Corderius, by Mr. Clarke, beginning at the same time to translate out of the introduction, that by this means they may learn the syntax. Then let them proceed to
Erasmus, with an English translation, by the same author.
The second class learns Eutropius and Cornelius Nepos, or Justin, with the translation.
N. B. The first class gets for their part every morning the rules which they have learned before, and in the afternoon learns the Latin rules of the nouns and verbs.
They are examined in the rules which they have learned every Thursday and Saturday.
The second class does the same whilst they are in Eutropius; afterwards their part is in the irregular nouns and verbs, and in the rules for making and scanning verses. They are examined as the first.
The third class learns Ovid's Metamorphoses in the morning, and Cæsar's Commentaries in the afternoon.
Practice in the Latin rules till they are perfect in them; afterwards in Mr. Leed's Greek Grammar. Examined as before.
Afterwards they proceed to Virgil, beginning at the same time to writo themes and verses and to learn Greek; from thence passing on to Horace, &c., as shall seem most proper."
SCHEME FOR THE STUDIES OF A STUDENT FITTING FOR THE UNIVERSITY. "I know not well what books to direct you to, because you have not informed me what study you will apply yourself to. I believe it will be most for your advantage to apply yourself wholly to the languages, till you go to the University. The Greek authors I think it best for you to read are these :
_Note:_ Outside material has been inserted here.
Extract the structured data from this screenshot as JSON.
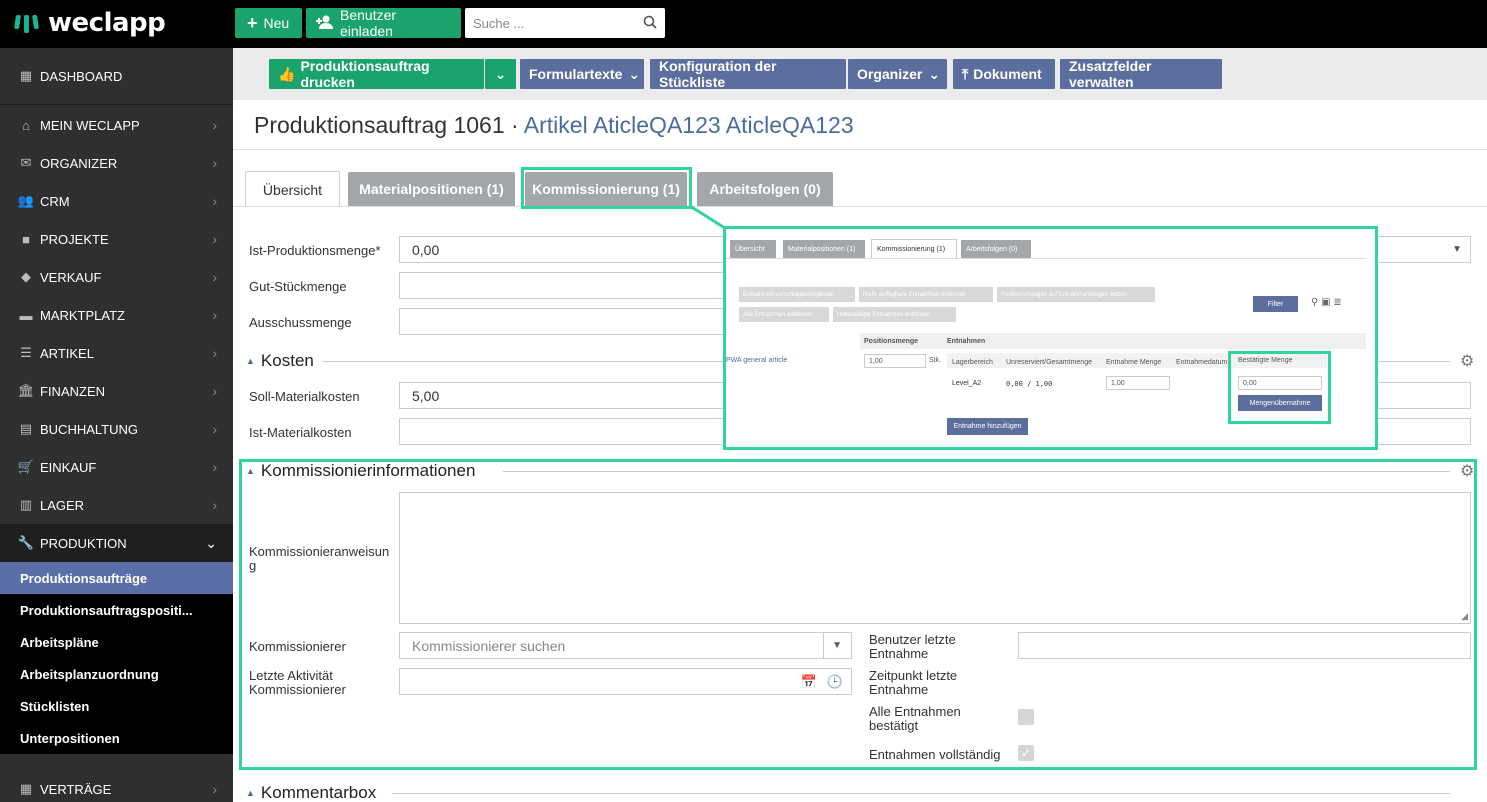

Attic and Doric. Thus you will be tolerably skilled in all the dialects, beginning with the Attic, to which the rest must be referred.
In the study of Latin, it is proper not to read the latter authors, till you are well versed in those of the purist ages; as Terence, Tully, Cæsar, Sallust, Nepos, Velleius Paterculus, Virgil, Horace, Phædrus.
The greatest and most necessary task still remains, to attain a habit of expression, without which knowledge is of little use. This is necessary in Latin, and more necessary in English; and can only be acquired by a daily imitation of the best and correctest authors."
STUDY OF GREEK AND LATIN. "Dr. Johnson and I one day took a sculler at the Temple stairs, and set out